  3. Lost customers, which will require additional expenditures in OE (marketing) to reclaim
  4. Additional expenditures in OE (public relations, legal, etc.) for damage control
Think it through
It is a simple thing for executives in a firm facing recessionary pressures think, “We will cut our operating expenses (OE) by laying off some people,” without considering the long-term affects that the move may have on customer satisfaction, for example. How many customers will be lost due to the cut-back in staffing? How much more will need to be spent in OE (sales and marketing, for example) to maintain the same levels of revenue as a result?

Use the formula

If, as an executive, you are considering cost-cutting, then consider the whole formula. Go over it with your management team. Carefully consider any short-term and long-term impact on Revenues and Operating Expenses. Do not simply assume that you can change one factor and the others will remain unchanged.

Contact me!

©2010 Richard D. Cushing

04 March 2010

The Business Plan (Podcast Series by LeasePlan)

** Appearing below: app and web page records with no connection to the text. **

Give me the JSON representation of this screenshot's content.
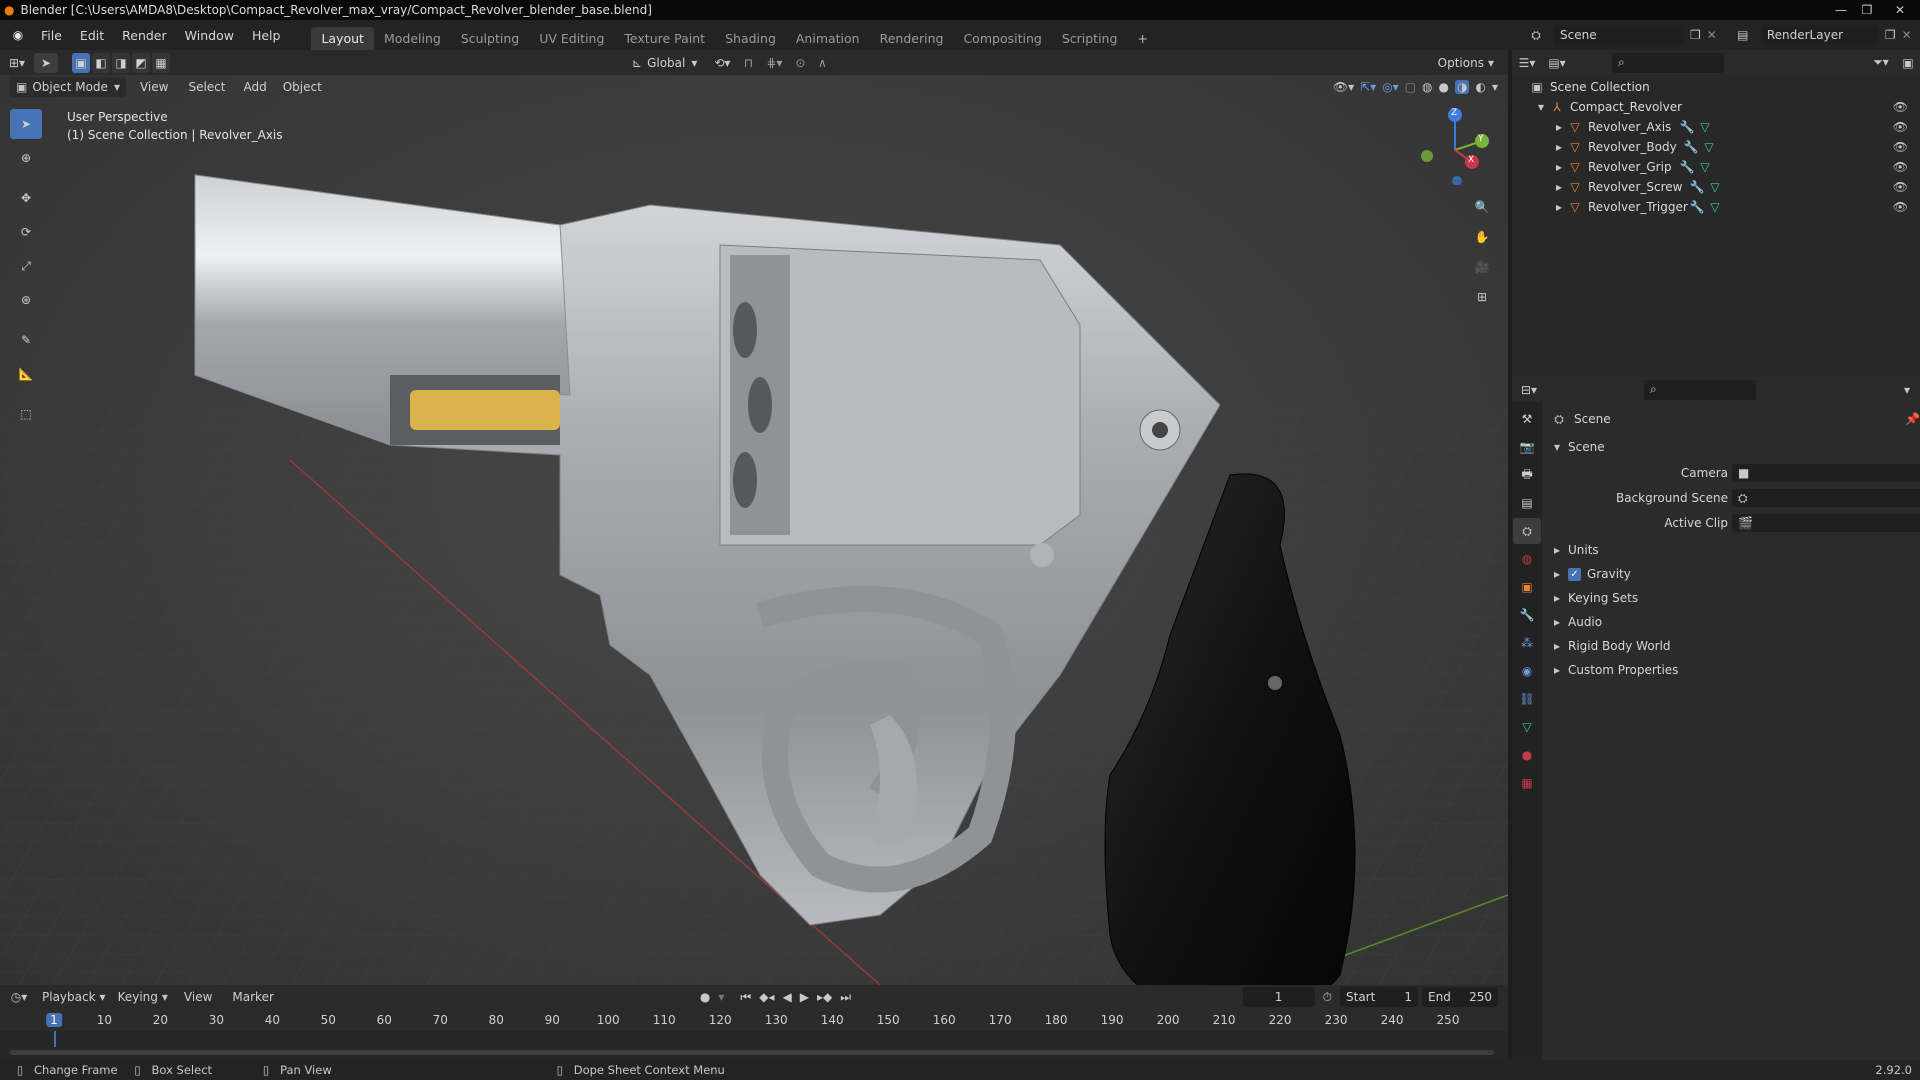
{
  "window": {
    "title": "Blender [C:\\Users\\AMDA8\\Desktop\\Compact_Revolver_max_vray/Compact_Revolver_blender_base.blend]"
  },
  "menu": [
    "File",
    "Edit",
    "Render",
    "Window",
    "Help"
  ],
  "workspaces": [
    "Layout",
    "Modeling",
    "Sculpting",
    "UV Editing",
    "Texture Paint",
    "Shading",
    "Animation",
    "Rendering",
    "Compositing",
    "Scripting"
  ],
  "active_workspace": "Layout",
  "scene_selector": {
    "scene": "Scene",
    "view_layer": "RenderLayer"
  },
  "viewport_header": {
    "transform_orientation": "Global",
    "options_label": "Options",
    "mode": "Object Mode",
    "menus": [
      "View",
      "Select",
      "Add",
      "Object"
    ]
  },
  "viewport": {
    "perspective_label": "User Perspective",
    "collection_label": "(1) Scene Collection | Revolver_Axis",
    "gizmo": {
      "x": "X",
      "y": "Y",
      "z": "Z"
    }
  },
  "outliner": {
    "root": "Scene Collection",
    "collection": "Compact_Revolver",
    "objects": [
      "Revolver_Axis",
      "Revolver_Body",
      "Revolver_Grip",
      "Revolver_Screw",
      "Revolver_Trigger"
    ]
  },
  "properties": {
    "breadcrumb": "Scene",
    "panel_title": "Scene",
    "fields": [
      {
        "label": "Camera",
        "value": ""
      },
      {
        "label": "Background Scene",
        "value": ""
      },
      {
        "label": "Active Clip",
        "value": ""
      }
    ],
    "sections": [
      "Units",
      "Gravity",
      "Keying Sets",
      "Audio",
      "Rigid Body World",
      "Custom Properties"
    ],
    "gravity_checked": true
  },
  "timeline": {
    "menus": [
      "Playback",
      "Keying",
      "View",
      "Marker"
    ],
    "current_frame": "1",
    "start_label": "Start",
    "start": "1",
    "end_label": "End",
    "end": "250",
    "ruler": [
      "1",
      "10",
      "20",
      "30",
      "40",
      "50",
      "60",
      "70",
      "80",
      "90",
      "100",
      "110",
      "120",
      "130",
      "140",
      "150",
      "160",
      "170",
      "180",
      "190",
      "200",
      "210",
      "220",
      "230",
      "240",
      "250"
    ]
  },
  "statusbar": {
    "items": [
      "Change Frame",
      "Box Select",
      "Pan View",
      "Dope Sheet Context Menu"
    ],
    "version": "2.92.0"
  },
  "colors": {
    "accent": "#4772b3",
    "x_axis": "#c43a4a",
    "y_axis": "#7ab33a",
    "z_axis": "#3d7be0",
    "object_icon": "#e8853a",
    "modifier_icon": "#6b9be0",
    "mesh_icon": "#3fc99a"
  }
}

LeasePlan is sponsoring "The Business Plan - Series 2" Business Plan Podcast. The series include:
  • Episode 1: Data Security
  • Episode 2: Opportunities for Business in Social Media
  • Episode 3: Developing an Online Strategy for Your Organisation (the firm is from Australia, so the spelling is correct)
The series will run to ten parts over ten weeks.  It may be of value to your organization.


03 March 2010

Maximize Your Investment with Packaged Software Implementations

Brett Beaubouef recently published a book entitled Maximize Your Investment: 10 Key Strategies for Effective Packaged Software Implementations. This book, published in December 2009, is a welcome addition to ERP literature if, for no other reason, than that there is a dearth of literature in the field regarding COTS (commercial off-the-shelf) or packaged ERP software implementations altogether. Beaubouef's work helps bring an end to that.

Beyond that, however, Beaubouef's writing is closely aligned with my thinking, as well. Plus, the vast majority of SMBs (small-to-mid-sized business) will end up implementing some form of COTS software. Most small businesses are simply not good candidates for "Big ERP," anyway.

Here are some salient quotations worth cogitating upon and that will, I trust, encourage you to go out and buy the book in order to gain more valuable insights:
  • Customers are more concerned with implementing successful business solutions, not just installing software products and technologies.
  • Flexibility in a business solution starts with a flexible implementation approach.
  • The ideal COTS software implementation approach would focus on maximizing the “out of the box” value that packaged software can provide to a customer. The implementation approach would naturally filter out requirements that did not provide quantifiable business value, and keep the focus on the customer’s value-added strategic requirements.
As the preface says: “This book is aimed at enterprise architects, development leads, project managers, business systems analysts, business systems owners, and anyone who wants to implement packaged software effectively.”  That’s a great target audience because so many implementations lack real business-value effectiveness, even when the software is otherwise “successfully” deployed.

If you fit into any of the categories listed in the preceding paragraph, my advice is to buy the book.  I did!
Contact me at rcushing@geewhiz2roi.com.

Works Cited
Beaubouef, Grady Brett. Maximize Your Investment: 10 Key Strategies for Effective Packaged Software Implementations. Birmingham, UK: Packt Publishing Ltd., 2009.